The Nicaraguan Minister said that he was about to return to Nicaragua; that he hoped he would be able to come back to the United States, but he was not perfectly sure what developments might take place, and in case his efforts to induce an agreement upon a candidate for the Presidency were unsuccessful.

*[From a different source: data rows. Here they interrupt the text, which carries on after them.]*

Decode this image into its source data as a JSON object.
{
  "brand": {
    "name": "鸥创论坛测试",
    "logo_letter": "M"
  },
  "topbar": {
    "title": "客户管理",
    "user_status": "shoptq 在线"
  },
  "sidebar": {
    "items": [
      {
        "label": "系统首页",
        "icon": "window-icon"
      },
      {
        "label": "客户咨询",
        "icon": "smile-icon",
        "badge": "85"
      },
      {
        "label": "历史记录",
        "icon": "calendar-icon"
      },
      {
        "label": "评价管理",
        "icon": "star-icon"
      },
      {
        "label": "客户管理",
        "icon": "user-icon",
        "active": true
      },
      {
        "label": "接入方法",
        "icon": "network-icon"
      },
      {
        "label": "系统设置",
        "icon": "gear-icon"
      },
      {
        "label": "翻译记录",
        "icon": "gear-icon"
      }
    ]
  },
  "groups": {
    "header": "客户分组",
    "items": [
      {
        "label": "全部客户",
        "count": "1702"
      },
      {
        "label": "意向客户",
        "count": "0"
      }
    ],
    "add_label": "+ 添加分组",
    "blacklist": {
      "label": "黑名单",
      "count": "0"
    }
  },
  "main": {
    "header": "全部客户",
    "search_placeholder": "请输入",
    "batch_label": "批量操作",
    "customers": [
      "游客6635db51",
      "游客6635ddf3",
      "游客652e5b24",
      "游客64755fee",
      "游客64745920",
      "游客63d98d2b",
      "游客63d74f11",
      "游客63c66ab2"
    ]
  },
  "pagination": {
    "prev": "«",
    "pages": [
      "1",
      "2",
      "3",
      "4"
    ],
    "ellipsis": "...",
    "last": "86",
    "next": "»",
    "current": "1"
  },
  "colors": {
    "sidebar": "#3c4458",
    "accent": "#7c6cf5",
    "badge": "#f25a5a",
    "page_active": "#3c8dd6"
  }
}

The Minister said that he would like to have the Secretary’s suggestions about conditions in Nicaragua and any recommendations that he would care to make. The Secretary said that he was on the point of addressing a note to the Nicaraguan Government with respect to the desire of the Government of the United States to withdraw the Legation guard. The Secretary referred to the enactment of the electoral law drawn by an expert employed by the Nicaraguan Government for this purpose, and that this might be regarded as the first step to assure the people of Nicaragua complete freedom of the elections. The Secretary said that after the new Government had come into office in January 1925 it was expected that there would be no further reason to maintain a Legation guard at Managua and the American marines would accordingly be withdrawn at that time. The Secretary further said that the marines would be retained in Managua during the approaching electoral period only if the Nicaraguan Government considered that their presence would assist the constituted authorities in securing complete freedom in the elections.
The Secretary then referred to the importance of a thorough understanding of the electoral law, and that the machinery of the law should run as smoothly as possible he suggested that it might be well to ask Mr. Dodds, the author of the law, to go to Nicaragua in advance of the election, so that he might assist the authorities of Nicaragua in putting the law into effect. The Secretary said that it might be well to have assistants travel through Nicaragua to give the local authorities aid in the installation of the new system. The Secretary also referred to the importance of establishing an efficient constabulary to maintain order after the marines had withdrawn and the desire of the Government to assist in any proper way in the establishment of a constabulary. The Secretary said that it was not at all intended that the constabulary should be organized so as to supervise the elections, but, on the contrary, to be able to maintain order after the marines had been withdrawn.
The Minister said that he understood the desires of the Secretary, but that he was fearful that if commissioners of the United States [Page 607] were in Nicaragua in connection with the electoral law it would be regarded as an attempt to supervise the elections and would cost the Conservative Party many thousands of votes. He hoped that nothing would be done that would interfere with the elections. The Secretary said that that was farthest from his purpose; that it was his desire that there should be a fair and free election. The Secretary said that he did not see that a few assistants of Mr. Dodds giving instruction to local authorities would constitute an interference or would prejudice any party. The Minister still demurred and after some discussion of the subject, in which the Secretary reiterated his position, the Minister said that it might meet the case possibly if these assistants were to withdraw before the election. The Secretary said that all those matters could be considered in proper time as it was the desire of the United States to aid the Nicaraguan Government in having an election which would be so fair and free that the people would be contented with the result.